Material provided: Begin

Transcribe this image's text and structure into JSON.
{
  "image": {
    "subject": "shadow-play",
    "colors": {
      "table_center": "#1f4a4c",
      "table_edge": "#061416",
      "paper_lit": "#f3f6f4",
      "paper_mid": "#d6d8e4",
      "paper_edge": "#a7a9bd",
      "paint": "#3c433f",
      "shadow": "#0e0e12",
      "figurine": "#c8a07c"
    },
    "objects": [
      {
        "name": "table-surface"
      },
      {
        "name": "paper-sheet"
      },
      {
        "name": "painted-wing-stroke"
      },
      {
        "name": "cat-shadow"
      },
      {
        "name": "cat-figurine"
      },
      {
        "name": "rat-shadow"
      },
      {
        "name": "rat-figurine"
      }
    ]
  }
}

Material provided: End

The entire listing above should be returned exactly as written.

Result
Transcribe this image's text and structure into JSON.
{
  "image": {
    "subject": "shadow-play",
    "colors": {
      "table_center": "#1f4a4c",
      "table_edge": "#061416",
      "paper_lit": "#f3f6f4",
      "paper_mid": "#d6d8e4",
      "paper_edge": "#a7a9bd",
      "paint": "#3c433f",
      "shadow": "#0e0e12",
      "figurine": "#c8a07c"
    },
    "objects": [
      {
        "name": "table-surface"
      },
      {
        "name": "paper-sheet"
      },
      {
        "name": "painted-wing-stroke"
      },
      {
        "name": "cat-shadow"
      },
      {
        "name": "cat-figurine"
      },
      {
        "name": "rat-shadow"
      },
      {
        "name": "rat-figurine"
      }
    ]
  }
}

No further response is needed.